WORK TO COMPLETE: Check every line below, and copy those that include "this".

= Beginning of Section =

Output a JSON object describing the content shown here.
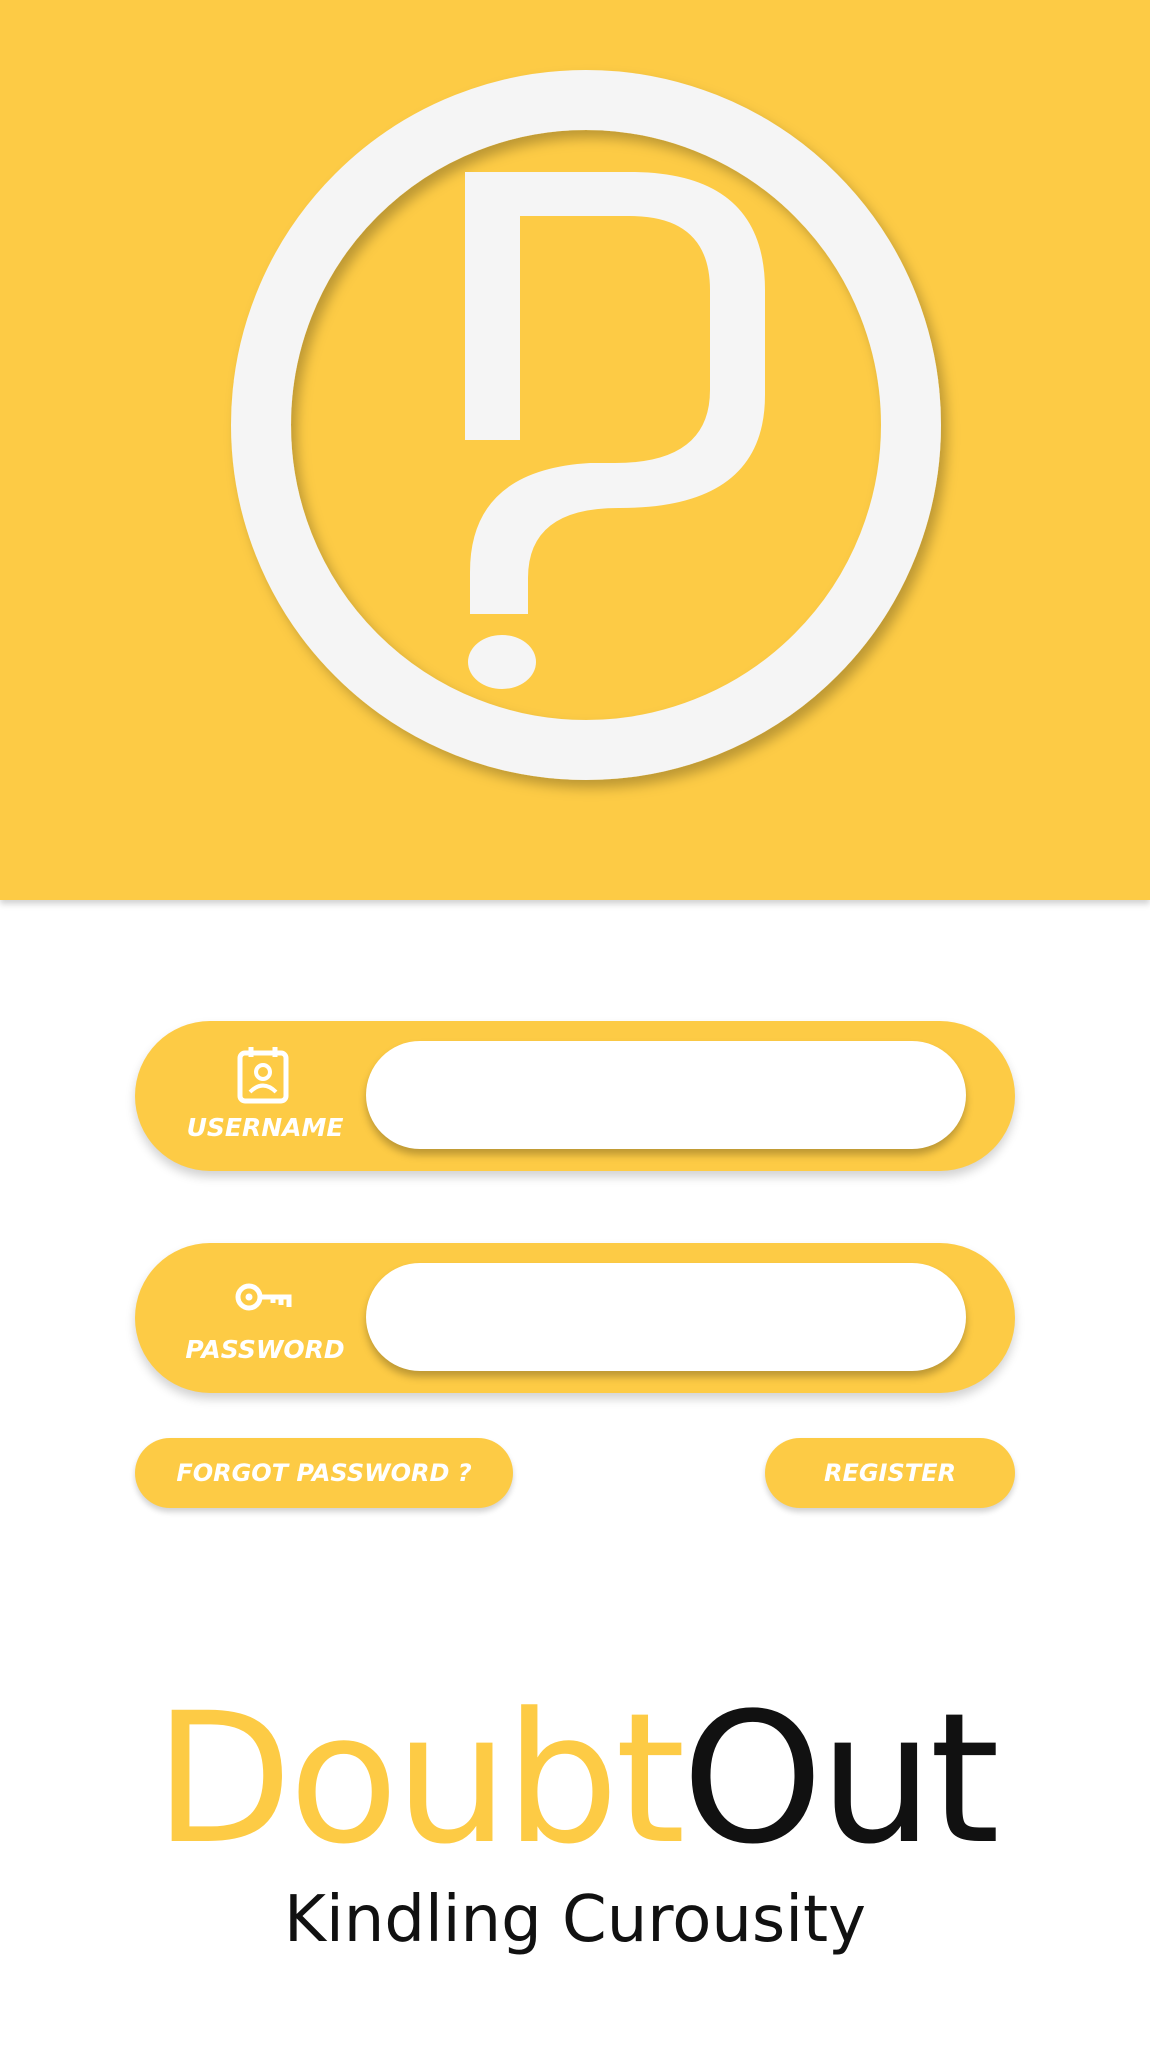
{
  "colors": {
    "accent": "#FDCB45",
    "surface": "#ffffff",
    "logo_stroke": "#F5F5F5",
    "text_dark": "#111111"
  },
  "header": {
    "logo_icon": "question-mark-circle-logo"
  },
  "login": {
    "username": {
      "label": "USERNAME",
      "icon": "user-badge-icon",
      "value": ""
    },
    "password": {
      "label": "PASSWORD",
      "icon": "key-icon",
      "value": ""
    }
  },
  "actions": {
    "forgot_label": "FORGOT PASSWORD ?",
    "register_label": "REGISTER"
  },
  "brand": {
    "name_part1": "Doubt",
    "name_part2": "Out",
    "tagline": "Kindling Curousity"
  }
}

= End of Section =
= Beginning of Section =

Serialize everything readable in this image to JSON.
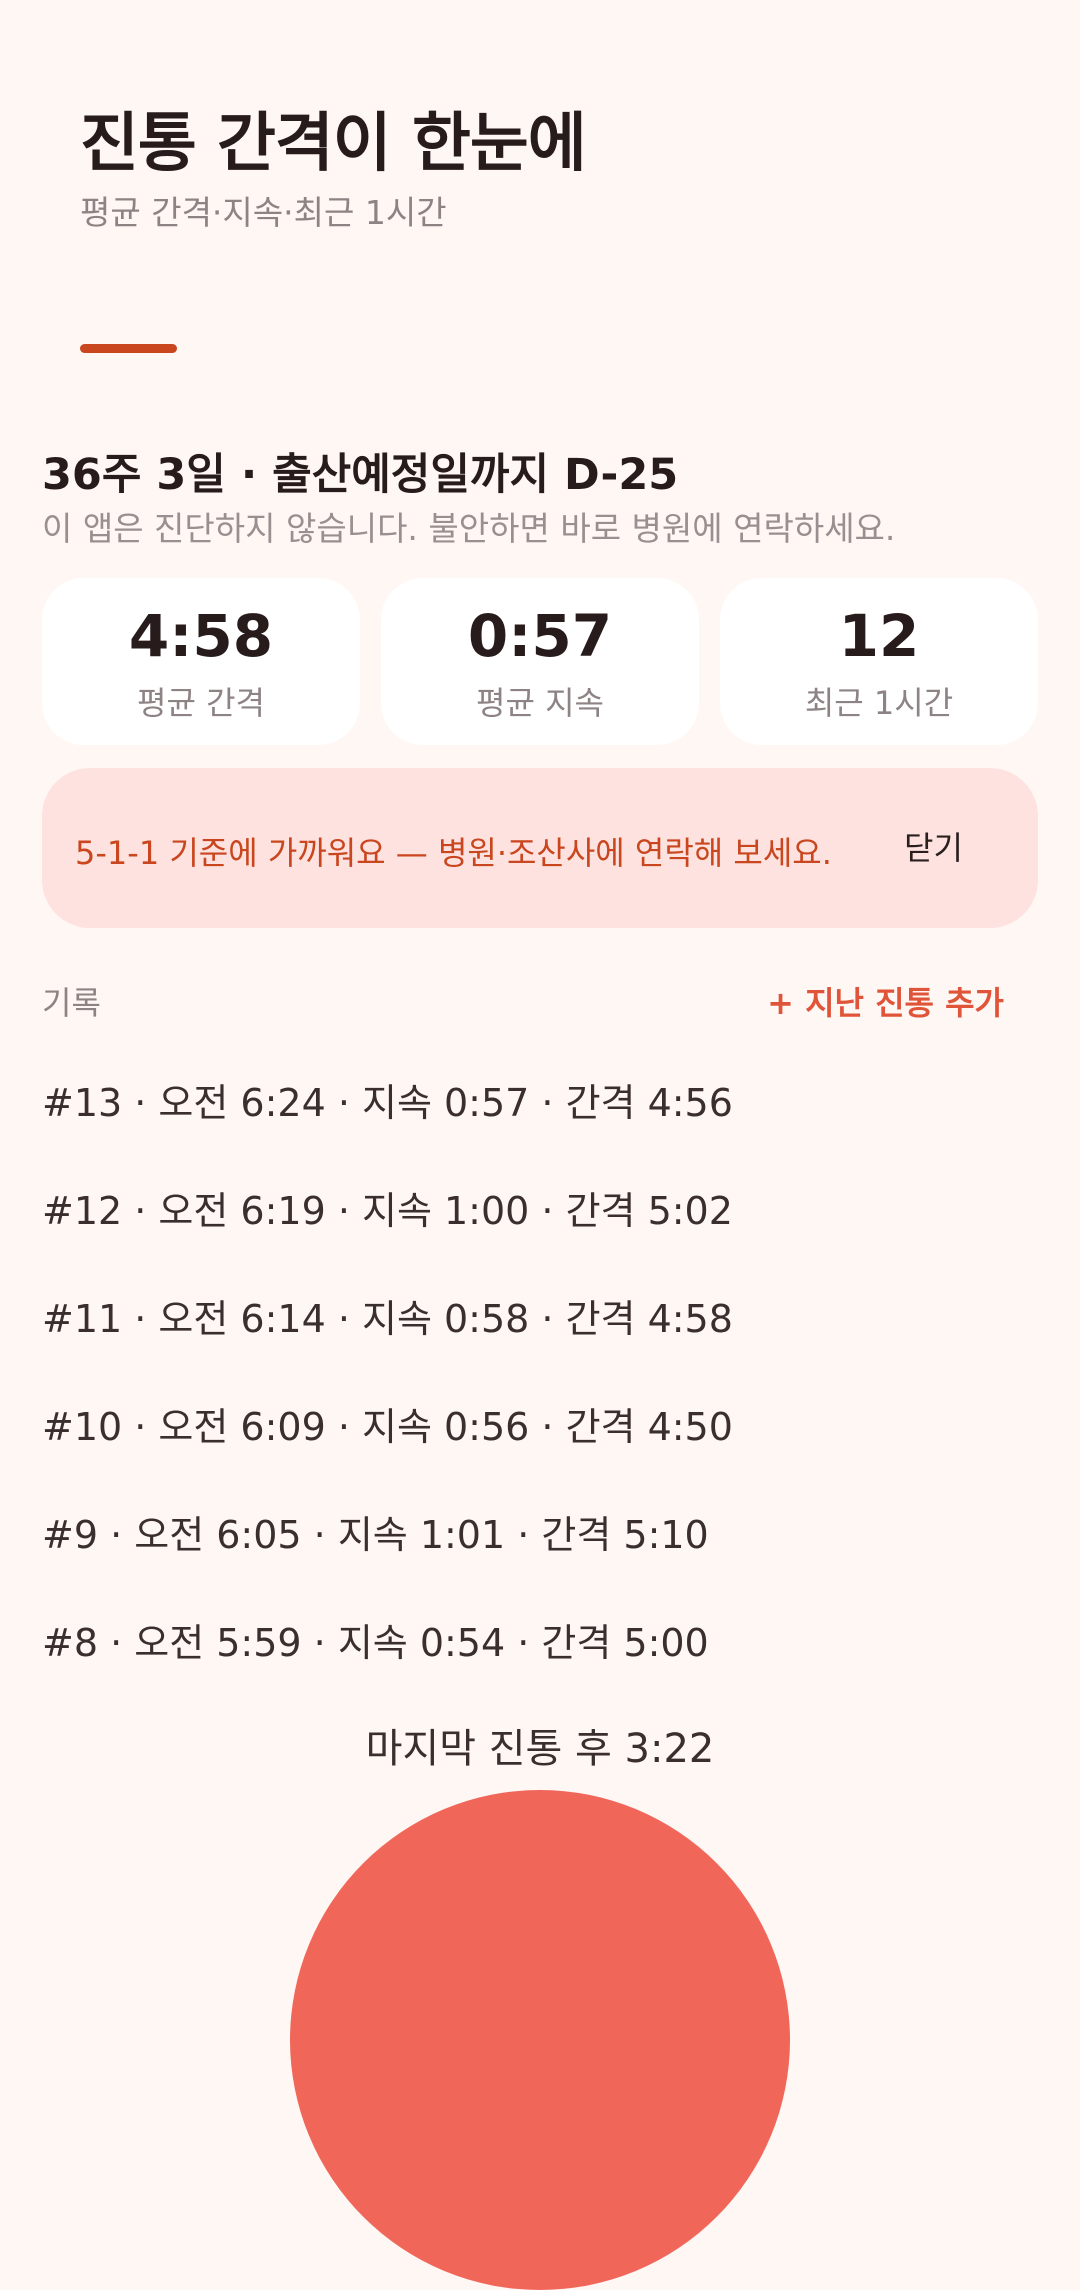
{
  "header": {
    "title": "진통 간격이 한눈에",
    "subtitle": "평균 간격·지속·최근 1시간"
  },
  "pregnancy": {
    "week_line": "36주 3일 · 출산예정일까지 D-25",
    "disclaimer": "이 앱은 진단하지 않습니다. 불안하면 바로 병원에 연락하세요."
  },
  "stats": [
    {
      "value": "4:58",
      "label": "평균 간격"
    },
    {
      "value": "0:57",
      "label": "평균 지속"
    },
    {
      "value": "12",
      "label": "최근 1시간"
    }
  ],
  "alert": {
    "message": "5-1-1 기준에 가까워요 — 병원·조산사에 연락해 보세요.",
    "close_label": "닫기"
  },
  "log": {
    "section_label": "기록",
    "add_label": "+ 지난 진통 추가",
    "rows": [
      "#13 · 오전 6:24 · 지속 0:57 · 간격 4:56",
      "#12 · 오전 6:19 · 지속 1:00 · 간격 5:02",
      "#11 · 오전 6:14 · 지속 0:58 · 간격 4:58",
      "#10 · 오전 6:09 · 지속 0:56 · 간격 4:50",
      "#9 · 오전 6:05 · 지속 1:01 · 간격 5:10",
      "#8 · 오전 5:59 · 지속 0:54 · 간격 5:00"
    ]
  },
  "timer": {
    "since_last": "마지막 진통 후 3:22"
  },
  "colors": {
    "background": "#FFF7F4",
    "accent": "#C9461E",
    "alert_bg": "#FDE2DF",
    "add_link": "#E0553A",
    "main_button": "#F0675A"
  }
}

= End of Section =
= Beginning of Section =

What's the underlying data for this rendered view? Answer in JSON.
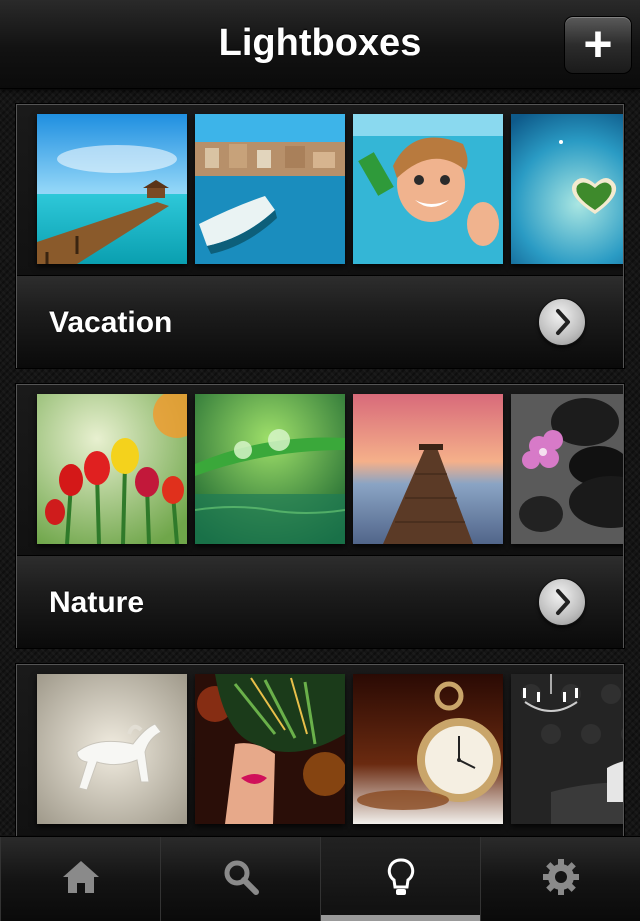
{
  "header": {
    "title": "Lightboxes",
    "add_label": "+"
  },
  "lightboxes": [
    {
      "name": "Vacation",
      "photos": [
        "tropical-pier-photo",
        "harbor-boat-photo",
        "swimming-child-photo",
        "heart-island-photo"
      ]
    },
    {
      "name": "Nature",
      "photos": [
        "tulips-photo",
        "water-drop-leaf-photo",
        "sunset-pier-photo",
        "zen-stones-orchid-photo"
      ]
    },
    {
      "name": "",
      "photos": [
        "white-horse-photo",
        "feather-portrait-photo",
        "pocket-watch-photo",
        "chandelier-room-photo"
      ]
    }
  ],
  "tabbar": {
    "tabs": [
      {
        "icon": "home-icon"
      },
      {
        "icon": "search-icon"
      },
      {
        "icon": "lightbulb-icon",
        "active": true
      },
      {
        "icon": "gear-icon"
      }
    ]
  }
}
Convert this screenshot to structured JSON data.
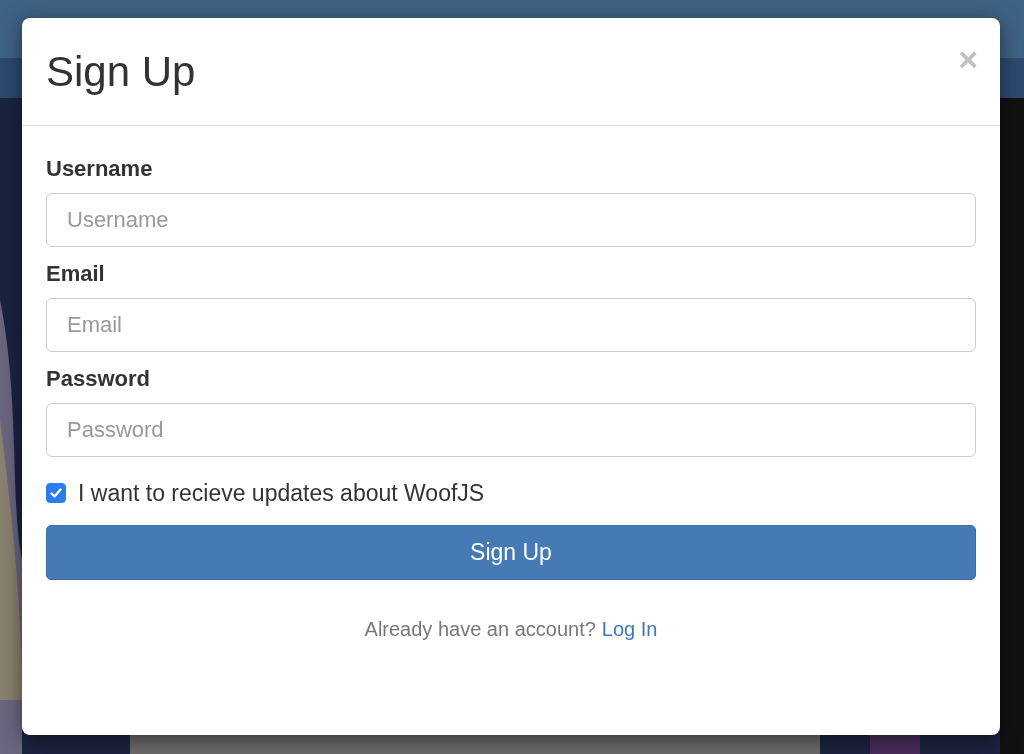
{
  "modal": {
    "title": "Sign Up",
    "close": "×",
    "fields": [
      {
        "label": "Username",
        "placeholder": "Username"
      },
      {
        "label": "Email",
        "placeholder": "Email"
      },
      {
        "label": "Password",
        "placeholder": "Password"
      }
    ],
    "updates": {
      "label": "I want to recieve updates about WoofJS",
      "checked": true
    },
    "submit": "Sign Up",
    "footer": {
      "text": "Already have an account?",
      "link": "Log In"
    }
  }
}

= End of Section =

ANSWER BOX:
Serialize everything readable in this image to JSON.
What's the underlying data for this rendered view? Answer in JSON.
Convert this screenshot to structured JSON data.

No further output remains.